__TASK__
Which lines of the data below hold "image"? Copy each of them.
══ RECORDS FOR THE TASK
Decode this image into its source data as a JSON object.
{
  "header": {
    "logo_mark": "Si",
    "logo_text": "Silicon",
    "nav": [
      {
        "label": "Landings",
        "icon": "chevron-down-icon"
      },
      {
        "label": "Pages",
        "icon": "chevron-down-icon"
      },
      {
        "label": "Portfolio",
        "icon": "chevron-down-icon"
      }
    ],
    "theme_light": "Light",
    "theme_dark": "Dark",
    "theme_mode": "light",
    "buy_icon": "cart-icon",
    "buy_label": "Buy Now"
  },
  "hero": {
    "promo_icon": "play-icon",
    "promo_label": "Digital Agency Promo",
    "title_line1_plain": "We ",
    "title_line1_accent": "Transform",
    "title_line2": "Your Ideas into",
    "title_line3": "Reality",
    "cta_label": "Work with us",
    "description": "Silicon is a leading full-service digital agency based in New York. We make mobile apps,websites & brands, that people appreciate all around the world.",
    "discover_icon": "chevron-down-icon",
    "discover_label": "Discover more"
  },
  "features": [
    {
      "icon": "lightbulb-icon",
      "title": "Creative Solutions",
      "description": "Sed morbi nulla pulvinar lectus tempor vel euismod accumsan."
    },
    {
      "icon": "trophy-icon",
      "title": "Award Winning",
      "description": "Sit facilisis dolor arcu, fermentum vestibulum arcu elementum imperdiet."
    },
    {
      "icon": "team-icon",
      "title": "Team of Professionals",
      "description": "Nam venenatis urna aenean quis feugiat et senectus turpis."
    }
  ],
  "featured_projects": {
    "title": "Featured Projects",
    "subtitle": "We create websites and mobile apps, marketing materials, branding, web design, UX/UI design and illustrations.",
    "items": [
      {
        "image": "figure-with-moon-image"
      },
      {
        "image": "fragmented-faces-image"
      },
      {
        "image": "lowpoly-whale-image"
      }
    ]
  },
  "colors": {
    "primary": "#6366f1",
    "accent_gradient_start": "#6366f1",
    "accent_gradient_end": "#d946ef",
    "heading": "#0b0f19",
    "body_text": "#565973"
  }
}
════
__TASK RESPONSE__
Decode this image into its source data as a JSON object.
        "image": "figure-with-moon-image"
        "image": "fragmented-faces-image"
        "image": "lowpoly-whale-image"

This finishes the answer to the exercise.